‘Slicha, ani lo medaberet ivrit tov,’ which means, sorry, I don’t speak Hebrew, I think.
I search the area for the lovely woman who helped me before this whole predicable nightmare started. She’s with someone else. She’s actually doing EVERYTHING for the other customer! Scanning, bagging, the whole bloody lot!
I approach her nervously to ask for more help. She gesticulates for me to wait with her thumb and forefingers held up together. This, I understand. She’ll be over in a minute, I think.
Eventually the nice lady finishes what she’s doing and then, horror of horrors, she goes to help someone else!
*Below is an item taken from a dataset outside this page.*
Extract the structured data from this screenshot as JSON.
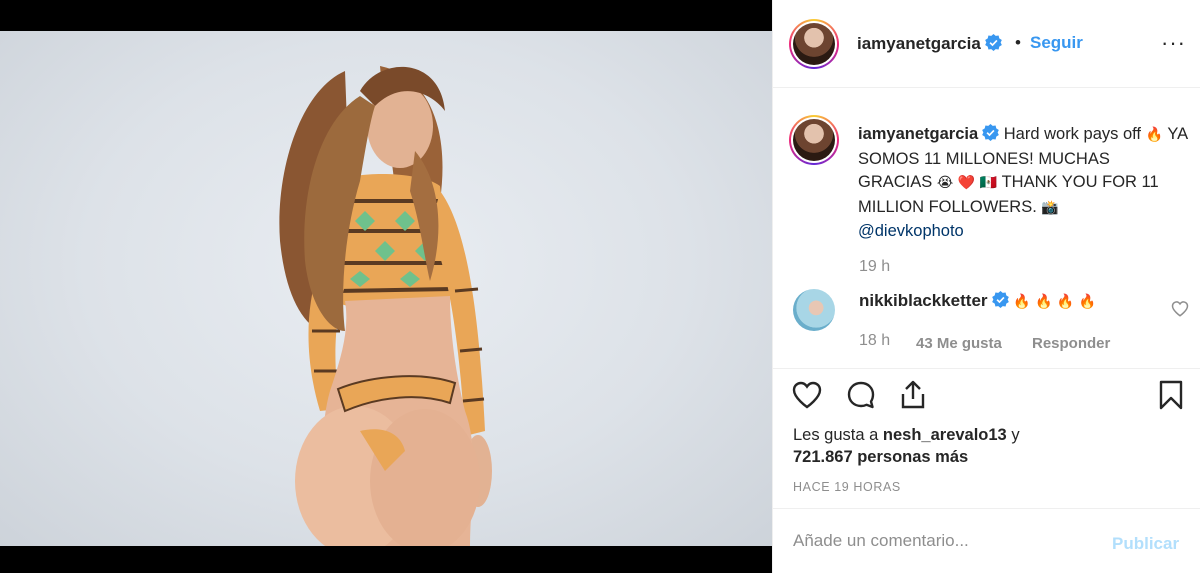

There’s no point complaining, none whatsoever. No one cares about me. I’ve brought this all on myself.
By this time, half of my stuff is already in the bagging area and I know there’s no going back. I’m long past the point of no return.
I turn my head to the side to see that everyone who’d been waiting in the horrendous queues at the tills has already been served and left the building.
I look helplessly at the screen. Hebrew letters swirl around in front of my eyes. I know that worse is yet to come. Payment. I look back inside my trolley and swear blind, that whatever happens, however long the queues are at the tills, I will NEVER use the self checkouts again. EVER!
And then I go and do the same thing all over again the following week!